"It is clear that debts may not be charged off against the reserve until they have become worthless. It does not follow, however, that the circumstances particularly affecting a specific debt must be completely disregarded in determining the reasonableness of additions to reserve. Since the reserve normally is dealing with unknown factors bearing upon unidentifiable accounts, its reasonable extent is ordinarily calculated by resort to past experience with such accounts in the composite. But the fact that experience is the guide in dealing with unknown factors and unidentifiable accounts should not require us to reject the more accurate guidance of known factors bearing upon identifiable accounts when such information is available. The extent of a reasonable reserve should depend upon an adjustment between known circumstances and experience." Calavo, Inc. v. Commissioner of Internal Revenue, 304 F.2d 650, 654 (9th Cir. 1962).
Under the total circumstances of this case we believe petitioners' request for remand of this issue for further proofs is amply justified.
The decision of the Tax Court is affirmed in part and reversed in part as noted above. The judgment is vacated and the case is remanded for entry of the stipulations previously referred to and for further proceedings to redetermine a reasonable addition to the reserve for bad debts as previously discussed.
This suit is filed on behalf of the individual taxpayer, who owns the corporation, (and her husband with whom she filed a joint return) because the corporation elected treatment under Subchapter S.Int.Rev.Code of 1954 §§ 1372-1378
The Commissioner also points to factual distinctions between the accounts involved herein and the contracts in the Michigan cases where the opposite party had either breached the contract or repudiated the liability before suit
The student enrollment agreement provided inter alia: "My failure to take lessons during the period indicated above shall not relieve me of my obligations under this contract," and "it is agreed that this contract may not be canceled by me and that under no circumstances will you be required to make any refund to me." In addition, the phrase "non-cancellable contract" was displayed in bold letters above the space provided for the student's signature

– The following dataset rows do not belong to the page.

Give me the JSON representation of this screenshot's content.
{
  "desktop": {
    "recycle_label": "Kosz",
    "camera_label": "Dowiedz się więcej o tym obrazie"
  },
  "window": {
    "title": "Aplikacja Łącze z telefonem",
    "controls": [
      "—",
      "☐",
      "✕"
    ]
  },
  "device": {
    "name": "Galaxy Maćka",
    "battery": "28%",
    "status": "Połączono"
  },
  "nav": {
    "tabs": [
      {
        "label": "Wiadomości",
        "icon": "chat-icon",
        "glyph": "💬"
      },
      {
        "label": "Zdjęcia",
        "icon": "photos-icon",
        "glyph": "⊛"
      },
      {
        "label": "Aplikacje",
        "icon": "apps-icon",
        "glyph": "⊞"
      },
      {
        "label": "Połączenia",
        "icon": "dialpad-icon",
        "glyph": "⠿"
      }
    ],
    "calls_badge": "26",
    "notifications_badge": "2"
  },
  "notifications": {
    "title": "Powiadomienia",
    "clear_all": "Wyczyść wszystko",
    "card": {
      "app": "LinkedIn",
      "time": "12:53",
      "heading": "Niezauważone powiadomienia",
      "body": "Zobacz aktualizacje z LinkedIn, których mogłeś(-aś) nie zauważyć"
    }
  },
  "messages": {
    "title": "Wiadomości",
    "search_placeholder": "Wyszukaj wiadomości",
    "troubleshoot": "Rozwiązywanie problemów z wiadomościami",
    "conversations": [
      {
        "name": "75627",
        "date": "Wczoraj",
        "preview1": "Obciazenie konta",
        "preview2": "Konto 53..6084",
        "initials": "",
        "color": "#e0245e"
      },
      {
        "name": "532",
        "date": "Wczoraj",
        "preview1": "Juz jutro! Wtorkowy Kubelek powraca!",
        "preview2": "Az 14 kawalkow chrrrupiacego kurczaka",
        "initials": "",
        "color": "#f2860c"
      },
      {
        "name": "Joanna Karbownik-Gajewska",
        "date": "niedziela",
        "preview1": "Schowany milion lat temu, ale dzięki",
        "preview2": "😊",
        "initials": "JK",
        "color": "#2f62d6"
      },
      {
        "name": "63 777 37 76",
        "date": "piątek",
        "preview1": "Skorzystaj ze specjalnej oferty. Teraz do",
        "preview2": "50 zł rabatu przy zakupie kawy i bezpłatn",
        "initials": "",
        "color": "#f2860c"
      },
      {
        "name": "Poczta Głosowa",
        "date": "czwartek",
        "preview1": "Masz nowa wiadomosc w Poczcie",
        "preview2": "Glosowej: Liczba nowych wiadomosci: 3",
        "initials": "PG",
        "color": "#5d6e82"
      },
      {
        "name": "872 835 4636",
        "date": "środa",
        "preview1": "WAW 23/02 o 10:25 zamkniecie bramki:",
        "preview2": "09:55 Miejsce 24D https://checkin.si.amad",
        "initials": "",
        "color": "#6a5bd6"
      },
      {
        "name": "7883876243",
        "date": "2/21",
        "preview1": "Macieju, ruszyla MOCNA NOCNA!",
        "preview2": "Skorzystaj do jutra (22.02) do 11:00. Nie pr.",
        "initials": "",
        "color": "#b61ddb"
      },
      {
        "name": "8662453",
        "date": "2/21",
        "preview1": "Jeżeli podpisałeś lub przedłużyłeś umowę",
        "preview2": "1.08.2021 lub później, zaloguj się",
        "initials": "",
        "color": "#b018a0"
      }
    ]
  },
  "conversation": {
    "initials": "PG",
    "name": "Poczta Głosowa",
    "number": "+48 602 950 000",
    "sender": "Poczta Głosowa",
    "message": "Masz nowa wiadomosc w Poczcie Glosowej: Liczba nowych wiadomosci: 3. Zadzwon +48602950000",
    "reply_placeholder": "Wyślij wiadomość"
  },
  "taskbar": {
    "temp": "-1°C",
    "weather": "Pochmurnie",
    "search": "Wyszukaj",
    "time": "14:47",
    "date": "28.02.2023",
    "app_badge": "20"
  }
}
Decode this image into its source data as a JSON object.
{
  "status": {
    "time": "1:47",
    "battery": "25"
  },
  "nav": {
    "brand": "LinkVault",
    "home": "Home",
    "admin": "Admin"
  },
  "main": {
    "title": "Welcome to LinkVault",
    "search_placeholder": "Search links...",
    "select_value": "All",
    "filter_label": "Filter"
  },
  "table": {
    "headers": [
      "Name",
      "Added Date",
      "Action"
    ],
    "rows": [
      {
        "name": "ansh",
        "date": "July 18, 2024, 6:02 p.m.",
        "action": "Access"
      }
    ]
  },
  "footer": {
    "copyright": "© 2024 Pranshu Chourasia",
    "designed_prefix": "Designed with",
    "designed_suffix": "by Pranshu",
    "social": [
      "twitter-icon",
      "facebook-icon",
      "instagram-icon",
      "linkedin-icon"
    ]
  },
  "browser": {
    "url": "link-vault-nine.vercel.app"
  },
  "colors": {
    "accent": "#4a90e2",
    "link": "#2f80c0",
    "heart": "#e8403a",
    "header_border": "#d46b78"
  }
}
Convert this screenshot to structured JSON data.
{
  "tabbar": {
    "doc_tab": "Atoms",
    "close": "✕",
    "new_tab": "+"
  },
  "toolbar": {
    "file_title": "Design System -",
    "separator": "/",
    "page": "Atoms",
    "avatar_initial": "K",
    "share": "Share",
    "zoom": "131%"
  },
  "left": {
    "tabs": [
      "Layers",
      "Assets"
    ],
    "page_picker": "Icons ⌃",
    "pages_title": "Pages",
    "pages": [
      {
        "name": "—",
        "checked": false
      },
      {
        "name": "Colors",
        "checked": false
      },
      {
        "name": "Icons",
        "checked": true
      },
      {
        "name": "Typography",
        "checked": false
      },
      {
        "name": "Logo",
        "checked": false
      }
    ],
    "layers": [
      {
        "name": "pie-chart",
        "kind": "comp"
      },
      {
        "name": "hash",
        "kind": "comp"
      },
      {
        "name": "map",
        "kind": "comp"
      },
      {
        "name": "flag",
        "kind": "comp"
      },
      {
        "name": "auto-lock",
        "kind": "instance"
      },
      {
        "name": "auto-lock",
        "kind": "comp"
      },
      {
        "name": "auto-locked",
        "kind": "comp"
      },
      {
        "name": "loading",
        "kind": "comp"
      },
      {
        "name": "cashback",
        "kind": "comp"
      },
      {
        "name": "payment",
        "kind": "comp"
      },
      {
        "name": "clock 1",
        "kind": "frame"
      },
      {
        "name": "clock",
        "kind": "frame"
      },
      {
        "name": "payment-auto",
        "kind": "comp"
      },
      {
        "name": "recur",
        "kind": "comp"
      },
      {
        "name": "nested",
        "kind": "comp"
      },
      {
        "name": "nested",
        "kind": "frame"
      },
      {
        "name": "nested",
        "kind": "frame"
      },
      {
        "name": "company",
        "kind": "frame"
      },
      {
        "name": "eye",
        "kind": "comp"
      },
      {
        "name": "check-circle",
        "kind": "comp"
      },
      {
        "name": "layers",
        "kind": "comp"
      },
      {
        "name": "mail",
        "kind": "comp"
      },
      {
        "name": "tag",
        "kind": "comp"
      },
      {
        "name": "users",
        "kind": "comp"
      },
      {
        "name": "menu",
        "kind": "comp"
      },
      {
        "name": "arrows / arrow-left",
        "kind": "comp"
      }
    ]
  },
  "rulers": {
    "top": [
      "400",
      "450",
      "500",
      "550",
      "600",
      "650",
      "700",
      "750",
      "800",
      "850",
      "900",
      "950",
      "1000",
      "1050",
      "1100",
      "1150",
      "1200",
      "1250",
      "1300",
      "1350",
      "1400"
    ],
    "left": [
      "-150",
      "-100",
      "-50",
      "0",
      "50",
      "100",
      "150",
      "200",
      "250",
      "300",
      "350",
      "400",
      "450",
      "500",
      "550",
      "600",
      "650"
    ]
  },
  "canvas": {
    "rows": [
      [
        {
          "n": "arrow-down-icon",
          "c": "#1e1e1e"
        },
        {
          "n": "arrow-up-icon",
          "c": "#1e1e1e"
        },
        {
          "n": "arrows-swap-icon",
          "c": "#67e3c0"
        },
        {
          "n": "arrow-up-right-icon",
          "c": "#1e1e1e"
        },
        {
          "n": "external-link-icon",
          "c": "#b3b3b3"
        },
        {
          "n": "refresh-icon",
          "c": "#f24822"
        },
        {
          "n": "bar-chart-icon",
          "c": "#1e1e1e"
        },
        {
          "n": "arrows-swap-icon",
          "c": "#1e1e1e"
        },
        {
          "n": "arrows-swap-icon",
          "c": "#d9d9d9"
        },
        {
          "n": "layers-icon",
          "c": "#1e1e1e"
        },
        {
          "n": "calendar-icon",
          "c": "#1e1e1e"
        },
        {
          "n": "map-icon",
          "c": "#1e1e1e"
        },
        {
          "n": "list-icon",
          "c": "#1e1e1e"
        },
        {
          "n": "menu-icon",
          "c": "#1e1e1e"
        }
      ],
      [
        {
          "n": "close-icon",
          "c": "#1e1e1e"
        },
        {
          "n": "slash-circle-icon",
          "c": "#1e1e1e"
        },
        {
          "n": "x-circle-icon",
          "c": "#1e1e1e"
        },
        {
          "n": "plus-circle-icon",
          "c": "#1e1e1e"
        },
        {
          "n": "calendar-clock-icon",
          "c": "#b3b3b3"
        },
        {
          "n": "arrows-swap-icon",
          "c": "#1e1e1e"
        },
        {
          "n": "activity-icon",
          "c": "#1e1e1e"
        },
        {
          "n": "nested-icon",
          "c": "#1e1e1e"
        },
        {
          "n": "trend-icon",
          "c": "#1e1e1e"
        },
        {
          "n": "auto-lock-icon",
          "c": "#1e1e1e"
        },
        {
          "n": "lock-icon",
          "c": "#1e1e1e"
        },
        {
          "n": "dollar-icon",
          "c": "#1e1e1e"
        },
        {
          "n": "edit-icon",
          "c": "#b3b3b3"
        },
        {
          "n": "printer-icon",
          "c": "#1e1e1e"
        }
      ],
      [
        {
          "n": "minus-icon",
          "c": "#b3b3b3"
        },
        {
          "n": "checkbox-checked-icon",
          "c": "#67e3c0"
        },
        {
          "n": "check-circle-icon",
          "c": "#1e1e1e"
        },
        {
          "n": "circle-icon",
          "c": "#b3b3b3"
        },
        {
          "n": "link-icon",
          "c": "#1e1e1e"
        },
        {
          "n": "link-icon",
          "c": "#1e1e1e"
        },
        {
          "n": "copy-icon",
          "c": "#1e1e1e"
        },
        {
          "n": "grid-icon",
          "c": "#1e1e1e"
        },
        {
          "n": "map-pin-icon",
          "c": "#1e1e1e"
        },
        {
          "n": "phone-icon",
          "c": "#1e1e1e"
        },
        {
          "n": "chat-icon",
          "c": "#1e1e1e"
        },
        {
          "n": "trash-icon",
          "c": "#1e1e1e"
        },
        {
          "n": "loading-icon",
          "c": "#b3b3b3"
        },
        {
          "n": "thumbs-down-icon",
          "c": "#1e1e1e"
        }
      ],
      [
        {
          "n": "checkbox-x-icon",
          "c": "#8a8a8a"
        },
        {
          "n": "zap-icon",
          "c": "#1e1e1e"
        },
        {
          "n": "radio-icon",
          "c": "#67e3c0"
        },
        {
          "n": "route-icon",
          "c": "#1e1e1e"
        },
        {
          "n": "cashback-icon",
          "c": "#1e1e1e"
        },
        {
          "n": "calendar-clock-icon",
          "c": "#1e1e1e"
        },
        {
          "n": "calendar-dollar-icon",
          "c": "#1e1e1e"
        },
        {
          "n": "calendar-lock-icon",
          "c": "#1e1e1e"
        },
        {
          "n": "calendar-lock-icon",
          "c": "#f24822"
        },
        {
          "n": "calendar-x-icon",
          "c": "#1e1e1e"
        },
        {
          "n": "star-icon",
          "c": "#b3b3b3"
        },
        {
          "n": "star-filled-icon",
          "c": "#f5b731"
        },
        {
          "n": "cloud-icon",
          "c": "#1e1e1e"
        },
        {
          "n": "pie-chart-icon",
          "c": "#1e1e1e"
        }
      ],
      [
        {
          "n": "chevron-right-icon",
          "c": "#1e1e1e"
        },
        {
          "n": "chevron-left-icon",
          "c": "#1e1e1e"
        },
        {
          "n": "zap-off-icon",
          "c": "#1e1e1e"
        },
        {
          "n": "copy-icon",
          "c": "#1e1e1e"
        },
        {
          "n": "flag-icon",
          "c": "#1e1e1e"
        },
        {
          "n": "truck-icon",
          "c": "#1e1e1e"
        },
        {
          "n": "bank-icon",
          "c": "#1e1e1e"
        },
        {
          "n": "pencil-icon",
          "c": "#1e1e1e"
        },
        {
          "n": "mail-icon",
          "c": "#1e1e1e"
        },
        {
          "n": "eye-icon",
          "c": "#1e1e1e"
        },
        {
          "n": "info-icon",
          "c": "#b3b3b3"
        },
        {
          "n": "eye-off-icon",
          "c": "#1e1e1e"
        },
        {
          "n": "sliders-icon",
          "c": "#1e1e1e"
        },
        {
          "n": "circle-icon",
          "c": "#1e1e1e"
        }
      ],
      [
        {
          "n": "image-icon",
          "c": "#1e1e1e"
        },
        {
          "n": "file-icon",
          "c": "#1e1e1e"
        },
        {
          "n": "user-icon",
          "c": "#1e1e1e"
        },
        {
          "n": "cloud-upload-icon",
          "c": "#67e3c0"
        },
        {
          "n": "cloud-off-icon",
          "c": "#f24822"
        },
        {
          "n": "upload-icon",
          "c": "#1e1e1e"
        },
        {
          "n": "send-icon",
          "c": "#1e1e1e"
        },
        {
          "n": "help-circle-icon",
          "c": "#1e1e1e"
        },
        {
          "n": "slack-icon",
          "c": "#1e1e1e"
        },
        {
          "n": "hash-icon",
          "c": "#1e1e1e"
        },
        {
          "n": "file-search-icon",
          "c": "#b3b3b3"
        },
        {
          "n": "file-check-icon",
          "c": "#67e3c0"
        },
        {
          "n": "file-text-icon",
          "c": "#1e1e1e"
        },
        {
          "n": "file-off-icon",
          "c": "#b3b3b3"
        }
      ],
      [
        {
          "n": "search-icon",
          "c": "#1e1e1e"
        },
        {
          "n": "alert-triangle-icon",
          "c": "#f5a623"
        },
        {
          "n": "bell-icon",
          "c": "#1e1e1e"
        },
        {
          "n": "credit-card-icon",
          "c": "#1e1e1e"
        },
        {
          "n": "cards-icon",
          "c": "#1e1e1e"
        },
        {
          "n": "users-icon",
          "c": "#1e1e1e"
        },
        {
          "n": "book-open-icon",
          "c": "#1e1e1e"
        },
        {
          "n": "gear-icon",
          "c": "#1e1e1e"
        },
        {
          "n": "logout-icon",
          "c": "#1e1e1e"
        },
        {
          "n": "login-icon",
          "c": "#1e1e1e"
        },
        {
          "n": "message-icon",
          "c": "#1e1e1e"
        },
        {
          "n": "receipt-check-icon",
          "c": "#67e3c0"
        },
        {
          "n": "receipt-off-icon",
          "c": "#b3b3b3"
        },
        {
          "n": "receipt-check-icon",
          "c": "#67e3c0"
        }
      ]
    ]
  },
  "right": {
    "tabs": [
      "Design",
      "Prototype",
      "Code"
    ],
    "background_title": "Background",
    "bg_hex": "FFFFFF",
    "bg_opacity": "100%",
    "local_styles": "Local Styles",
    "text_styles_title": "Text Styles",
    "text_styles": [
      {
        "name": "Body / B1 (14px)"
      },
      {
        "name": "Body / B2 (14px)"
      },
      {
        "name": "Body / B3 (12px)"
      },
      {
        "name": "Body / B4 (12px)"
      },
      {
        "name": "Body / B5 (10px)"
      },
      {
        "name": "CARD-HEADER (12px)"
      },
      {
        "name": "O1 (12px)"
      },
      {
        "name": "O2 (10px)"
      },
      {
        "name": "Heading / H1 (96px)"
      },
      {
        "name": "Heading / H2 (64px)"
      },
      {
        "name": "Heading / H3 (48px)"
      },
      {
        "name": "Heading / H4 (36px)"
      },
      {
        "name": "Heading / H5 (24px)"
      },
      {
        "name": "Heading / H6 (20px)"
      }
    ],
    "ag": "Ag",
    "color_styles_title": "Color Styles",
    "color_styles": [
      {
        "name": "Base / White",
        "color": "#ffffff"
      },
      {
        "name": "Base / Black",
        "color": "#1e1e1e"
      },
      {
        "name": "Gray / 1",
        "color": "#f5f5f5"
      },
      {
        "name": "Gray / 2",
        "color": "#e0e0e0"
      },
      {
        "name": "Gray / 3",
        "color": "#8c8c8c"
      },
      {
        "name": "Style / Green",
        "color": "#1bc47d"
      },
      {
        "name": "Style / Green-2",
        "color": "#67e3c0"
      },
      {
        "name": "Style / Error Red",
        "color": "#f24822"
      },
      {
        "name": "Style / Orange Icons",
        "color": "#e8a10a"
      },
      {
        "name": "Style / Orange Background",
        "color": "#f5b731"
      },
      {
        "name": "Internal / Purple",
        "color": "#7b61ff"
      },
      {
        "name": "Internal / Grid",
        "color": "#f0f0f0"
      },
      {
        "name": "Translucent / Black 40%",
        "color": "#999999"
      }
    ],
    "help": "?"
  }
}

Appellants could, of course, escape the uncertainty complained of by having the contract payment become due only when the service had been rendered. Or in the alternative, they could elect a cash accounting method